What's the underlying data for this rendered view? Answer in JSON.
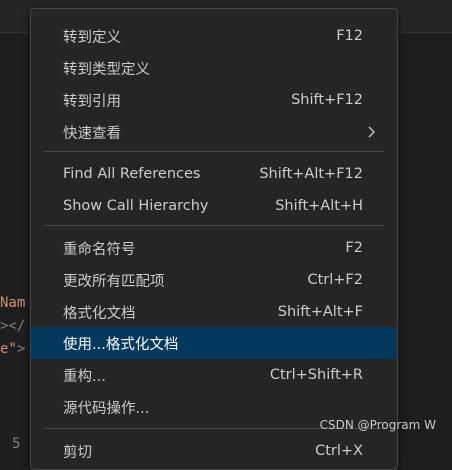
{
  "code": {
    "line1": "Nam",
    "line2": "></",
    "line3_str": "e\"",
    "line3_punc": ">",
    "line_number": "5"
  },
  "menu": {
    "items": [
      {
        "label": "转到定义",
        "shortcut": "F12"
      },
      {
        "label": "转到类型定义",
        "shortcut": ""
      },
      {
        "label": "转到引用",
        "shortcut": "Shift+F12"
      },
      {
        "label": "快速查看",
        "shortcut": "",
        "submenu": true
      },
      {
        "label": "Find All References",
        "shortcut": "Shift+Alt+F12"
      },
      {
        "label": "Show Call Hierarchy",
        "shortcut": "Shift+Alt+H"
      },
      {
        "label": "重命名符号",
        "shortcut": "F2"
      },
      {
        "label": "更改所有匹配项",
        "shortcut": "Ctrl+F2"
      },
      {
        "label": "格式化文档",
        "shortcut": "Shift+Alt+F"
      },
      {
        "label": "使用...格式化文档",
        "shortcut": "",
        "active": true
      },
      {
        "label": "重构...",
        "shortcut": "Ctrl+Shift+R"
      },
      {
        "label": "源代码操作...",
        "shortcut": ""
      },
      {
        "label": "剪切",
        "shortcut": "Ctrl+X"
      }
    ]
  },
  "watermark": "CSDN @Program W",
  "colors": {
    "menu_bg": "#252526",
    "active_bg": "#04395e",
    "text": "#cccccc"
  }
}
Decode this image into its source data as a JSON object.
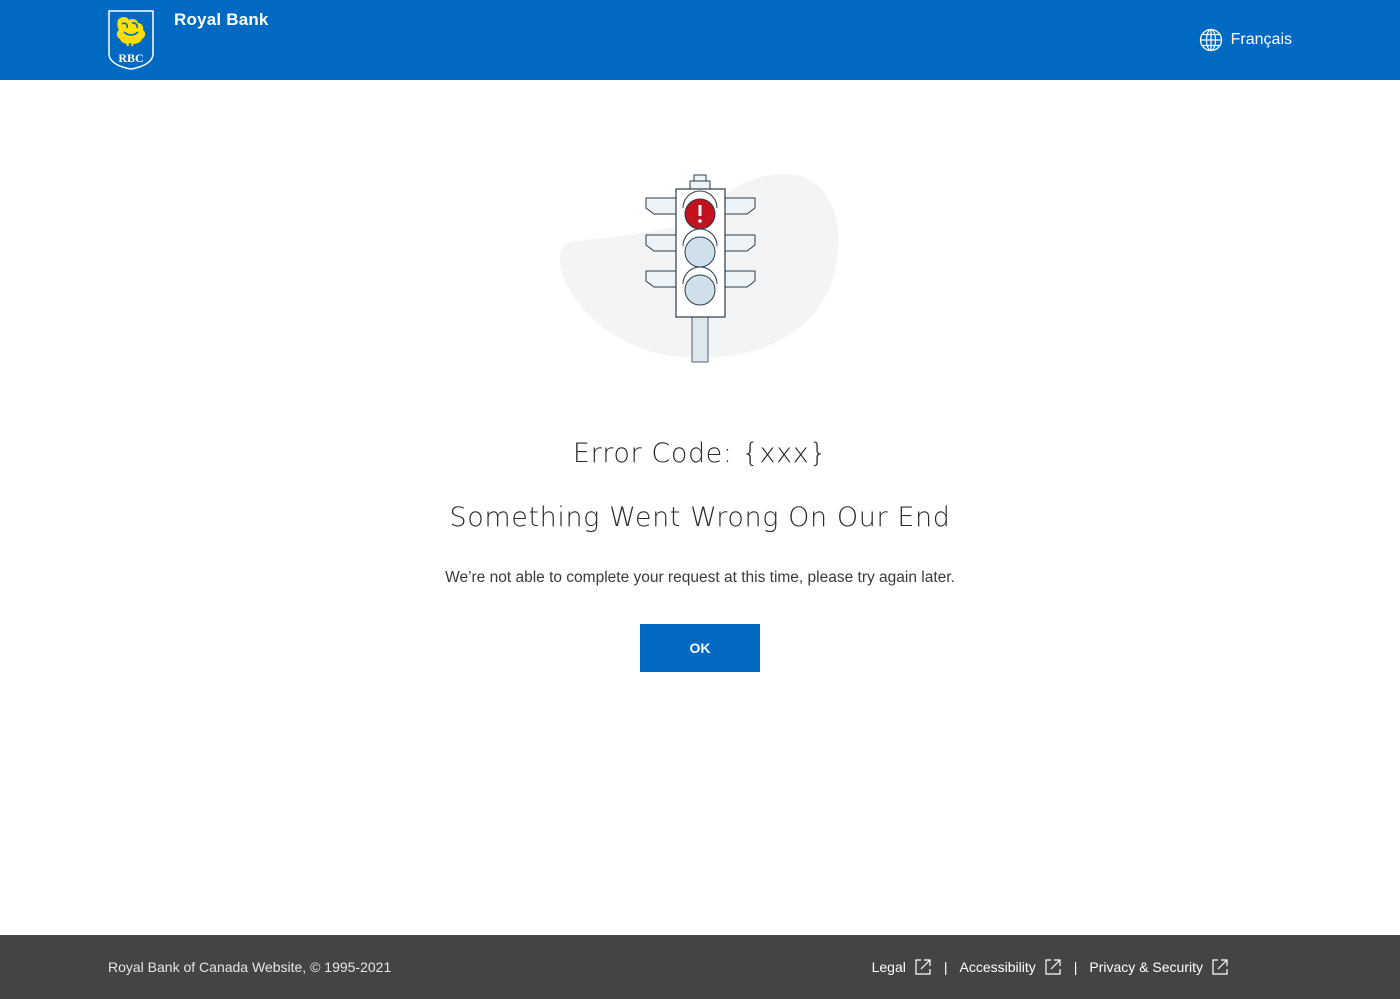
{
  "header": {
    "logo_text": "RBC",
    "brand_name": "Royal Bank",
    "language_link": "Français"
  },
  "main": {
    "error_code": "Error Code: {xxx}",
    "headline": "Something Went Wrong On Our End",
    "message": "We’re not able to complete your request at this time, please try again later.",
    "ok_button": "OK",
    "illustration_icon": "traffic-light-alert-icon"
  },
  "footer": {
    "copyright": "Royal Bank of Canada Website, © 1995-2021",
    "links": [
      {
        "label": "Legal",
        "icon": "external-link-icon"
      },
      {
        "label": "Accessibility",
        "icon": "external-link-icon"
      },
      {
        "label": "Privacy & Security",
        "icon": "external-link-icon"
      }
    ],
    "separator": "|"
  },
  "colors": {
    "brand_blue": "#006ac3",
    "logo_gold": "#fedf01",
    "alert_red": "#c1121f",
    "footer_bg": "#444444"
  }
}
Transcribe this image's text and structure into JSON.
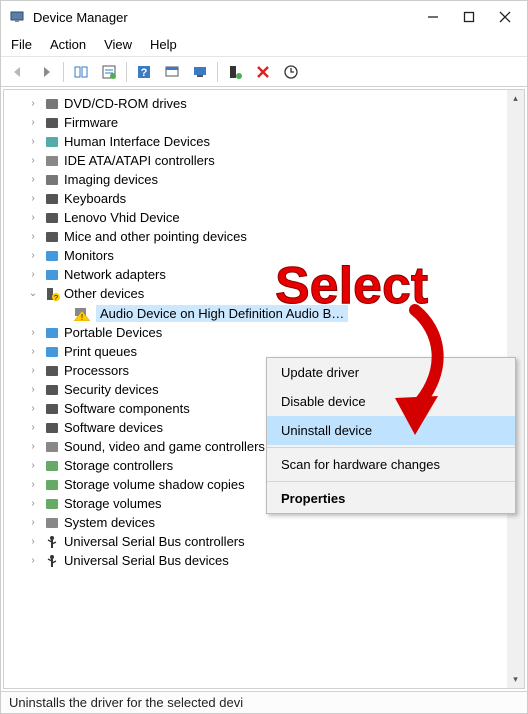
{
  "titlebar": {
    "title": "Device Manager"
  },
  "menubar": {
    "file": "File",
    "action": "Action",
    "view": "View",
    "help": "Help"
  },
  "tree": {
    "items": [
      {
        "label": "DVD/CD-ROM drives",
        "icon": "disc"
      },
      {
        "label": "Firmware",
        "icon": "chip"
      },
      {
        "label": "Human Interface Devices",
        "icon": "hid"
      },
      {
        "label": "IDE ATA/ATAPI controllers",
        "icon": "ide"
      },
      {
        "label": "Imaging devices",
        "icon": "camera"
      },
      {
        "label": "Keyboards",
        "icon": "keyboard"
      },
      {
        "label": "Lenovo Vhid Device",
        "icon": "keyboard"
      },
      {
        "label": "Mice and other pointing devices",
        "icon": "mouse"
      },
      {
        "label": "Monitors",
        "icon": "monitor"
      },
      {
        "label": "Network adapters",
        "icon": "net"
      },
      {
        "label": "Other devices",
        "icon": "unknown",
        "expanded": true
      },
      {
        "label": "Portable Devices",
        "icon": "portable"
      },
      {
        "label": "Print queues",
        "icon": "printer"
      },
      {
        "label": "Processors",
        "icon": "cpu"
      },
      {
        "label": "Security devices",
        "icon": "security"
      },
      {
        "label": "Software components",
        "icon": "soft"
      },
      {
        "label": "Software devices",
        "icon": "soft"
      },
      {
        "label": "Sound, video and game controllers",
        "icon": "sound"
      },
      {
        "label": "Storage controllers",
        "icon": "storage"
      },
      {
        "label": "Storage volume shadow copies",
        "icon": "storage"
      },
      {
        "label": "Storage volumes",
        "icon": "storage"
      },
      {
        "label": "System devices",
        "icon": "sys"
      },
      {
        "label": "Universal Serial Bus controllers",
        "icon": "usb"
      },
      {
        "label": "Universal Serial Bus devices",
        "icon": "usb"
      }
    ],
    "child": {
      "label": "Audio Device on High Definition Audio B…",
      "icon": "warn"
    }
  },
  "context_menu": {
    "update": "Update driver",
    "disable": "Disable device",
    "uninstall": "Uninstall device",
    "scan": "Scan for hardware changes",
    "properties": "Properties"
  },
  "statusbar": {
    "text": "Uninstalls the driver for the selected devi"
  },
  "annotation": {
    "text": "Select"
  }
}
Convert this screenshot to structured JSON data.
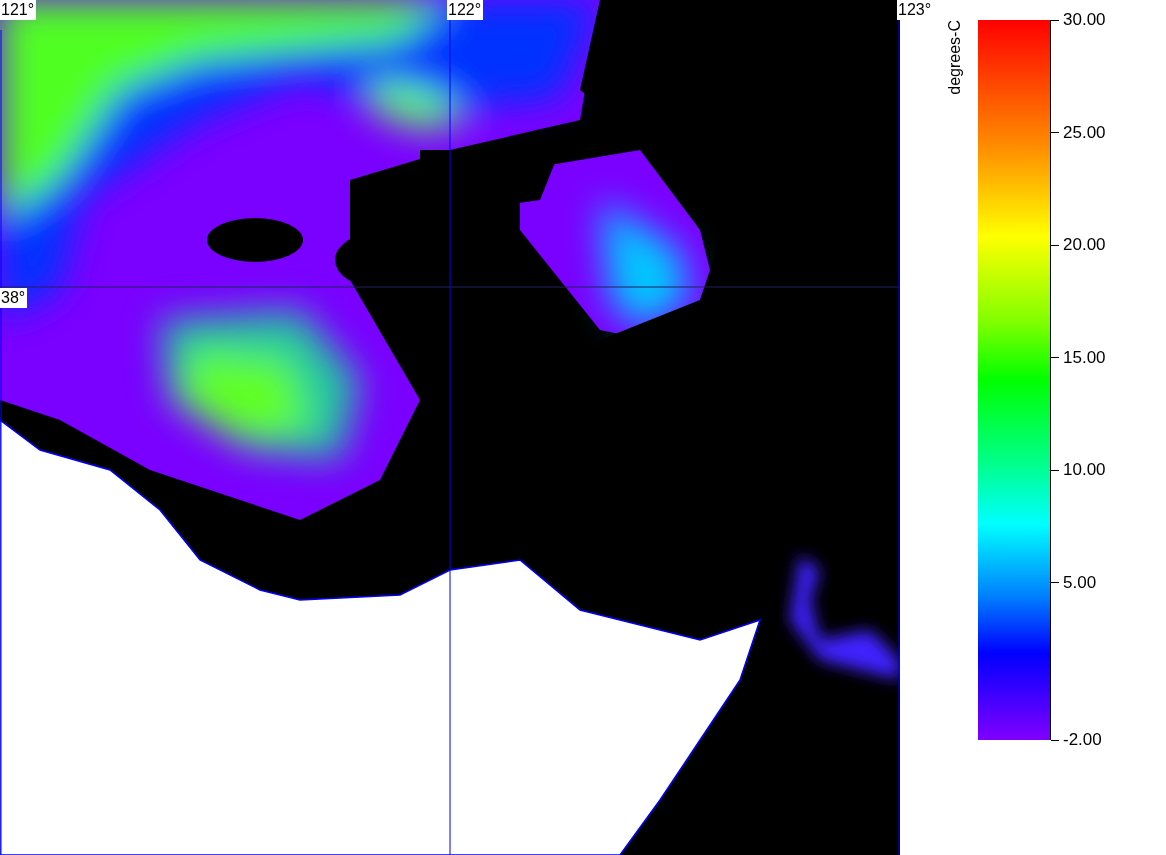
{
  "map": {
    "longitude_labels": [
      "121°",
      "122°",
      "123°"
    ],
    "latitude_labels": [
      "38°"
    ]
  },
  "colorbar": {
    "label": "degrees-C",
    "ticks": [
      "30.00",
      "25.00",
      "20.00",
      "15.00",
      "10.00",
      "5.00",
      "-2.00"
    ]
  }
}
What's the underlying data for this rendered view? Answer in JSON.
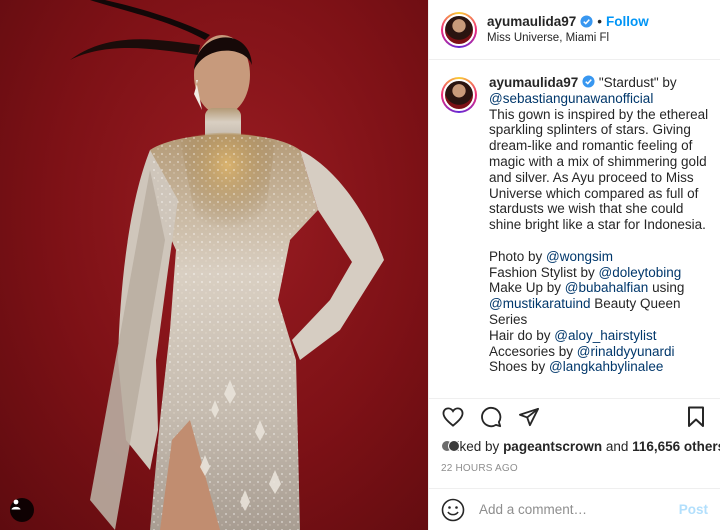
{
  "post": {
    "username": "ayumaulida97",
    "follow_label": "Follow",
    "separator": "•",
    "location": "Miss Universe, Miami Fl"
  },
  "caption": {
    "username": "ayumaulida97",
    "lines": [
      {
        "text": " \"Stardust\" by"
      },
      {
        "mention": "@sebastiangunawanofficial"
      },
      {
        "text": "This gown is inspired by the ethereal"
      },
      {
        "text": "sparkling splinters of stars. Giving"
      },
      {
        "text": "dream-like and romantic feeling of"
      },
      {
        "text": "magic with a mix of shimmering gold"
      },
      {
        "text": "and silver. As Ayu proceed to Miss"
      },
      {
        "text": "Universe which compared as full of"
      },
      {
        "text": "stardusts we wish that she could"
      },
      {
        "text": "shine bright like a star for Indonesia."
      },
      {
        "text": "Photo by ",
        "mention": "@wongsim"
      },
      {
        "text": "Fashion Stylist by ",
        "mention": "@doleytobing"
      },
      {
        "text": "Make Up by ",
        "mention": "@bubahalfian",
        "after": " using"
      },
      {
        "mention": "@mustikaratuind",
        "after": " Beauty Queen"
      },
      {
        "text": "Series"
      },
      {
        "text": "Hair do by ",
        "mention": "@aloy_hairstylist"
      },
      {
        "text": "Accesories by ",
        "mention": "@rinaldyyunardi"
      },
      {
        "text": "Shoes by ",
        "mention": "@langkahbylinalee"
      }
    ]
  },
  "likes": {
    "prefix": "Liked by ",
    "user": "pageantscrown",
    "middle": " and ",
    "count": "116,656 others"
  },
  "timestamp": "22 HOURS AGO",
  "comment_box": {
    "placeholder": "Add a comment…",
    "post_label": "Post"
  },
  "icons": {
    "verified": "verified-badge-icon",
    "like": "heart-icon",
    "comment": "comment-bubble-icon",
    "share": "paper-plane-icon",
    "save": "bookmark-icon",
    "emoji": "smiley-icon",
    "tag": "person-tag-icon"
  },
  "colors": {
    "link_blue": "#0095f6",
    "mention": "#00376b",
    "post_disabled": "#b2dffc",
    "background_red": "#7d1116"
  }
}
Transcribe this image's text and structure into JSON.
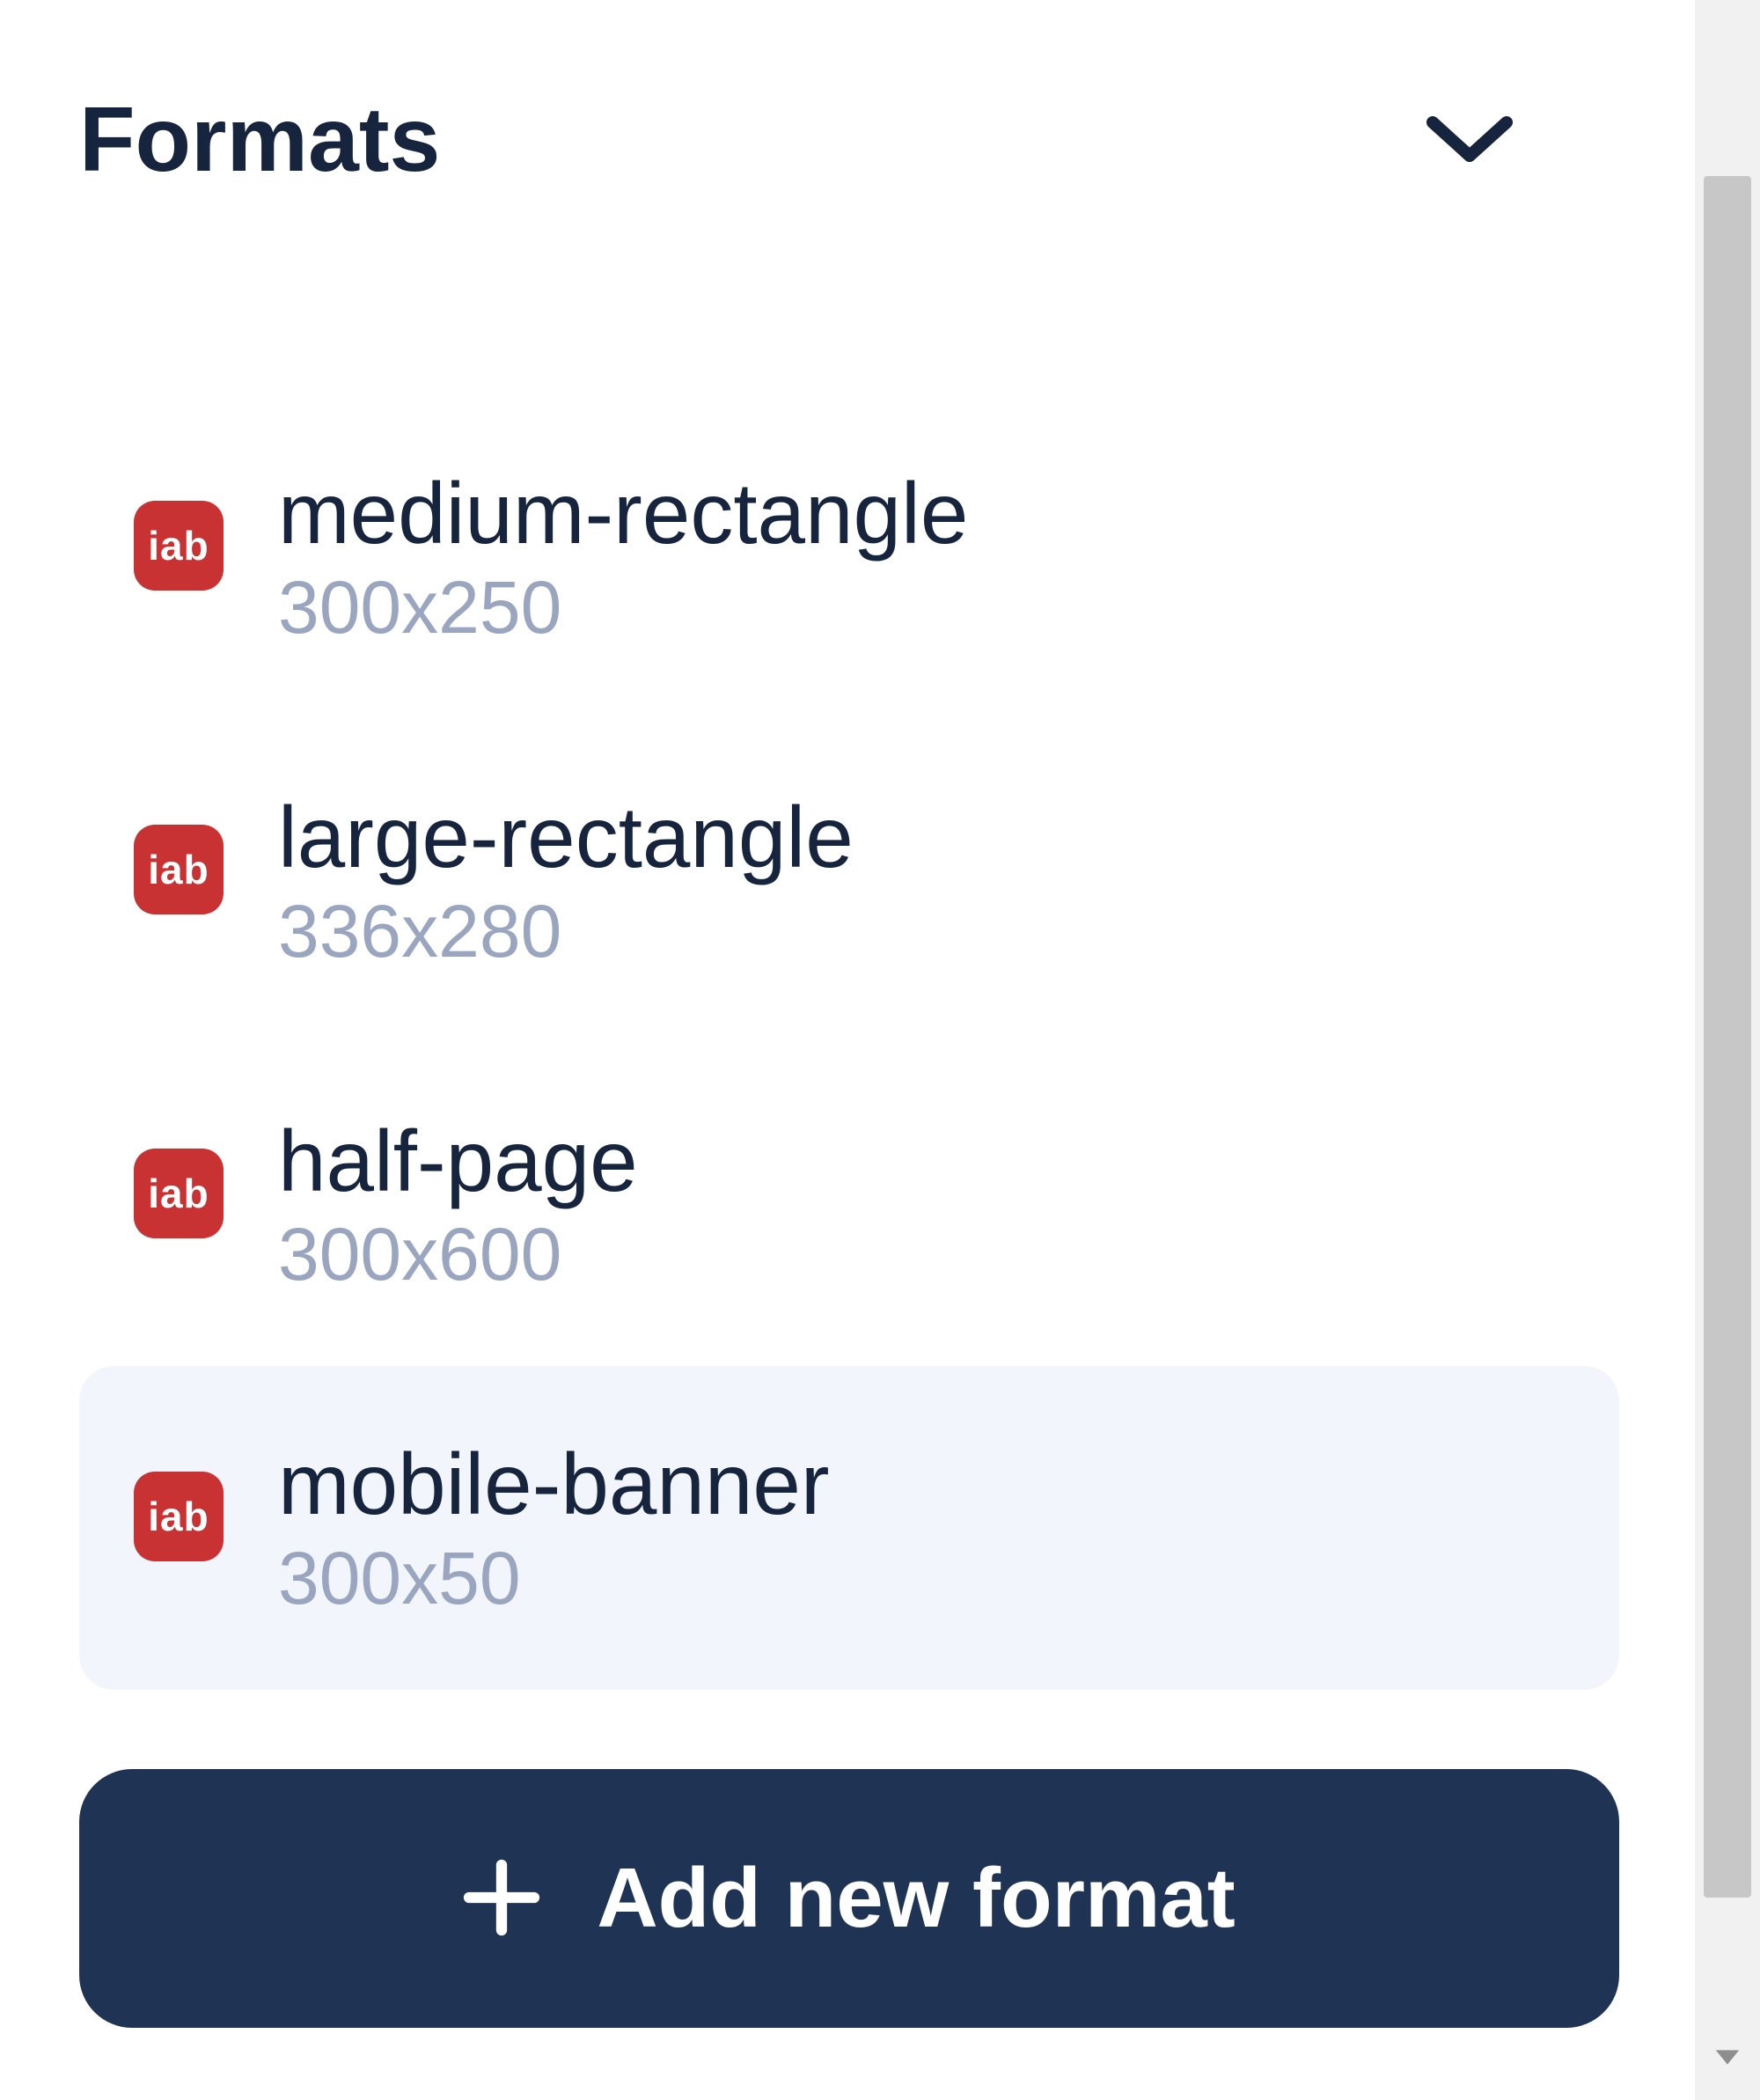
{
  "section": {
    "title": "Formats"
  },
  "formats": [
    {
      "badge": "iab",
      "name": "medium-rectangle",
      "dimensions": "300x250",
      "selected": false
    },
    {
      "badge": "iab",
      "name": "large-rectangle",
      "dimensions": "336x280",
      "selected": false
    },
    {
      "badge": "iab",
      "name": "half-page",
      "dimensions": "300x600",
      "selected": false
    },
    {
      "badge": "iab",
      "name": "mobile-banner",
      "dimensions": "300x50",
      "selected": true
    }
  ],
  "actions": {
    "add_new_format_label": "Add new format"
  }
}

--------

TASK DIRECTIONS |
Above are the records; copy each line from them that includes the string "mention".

SOLUTION TO THE PROBLEM |
        "mention": "@sebastiangunawanofficial"
        "mention": "@wongsim"
        "mention": "@doleytobing"
        "mention": "@bubahalfian",
        "mention": "@mustikaratuind",
        "mention": "@aloy_hairstylist"
        "mention": "@rinaldyyunardi"
        "mention": "@langkahbylinalee"
    "mention": "#00376b",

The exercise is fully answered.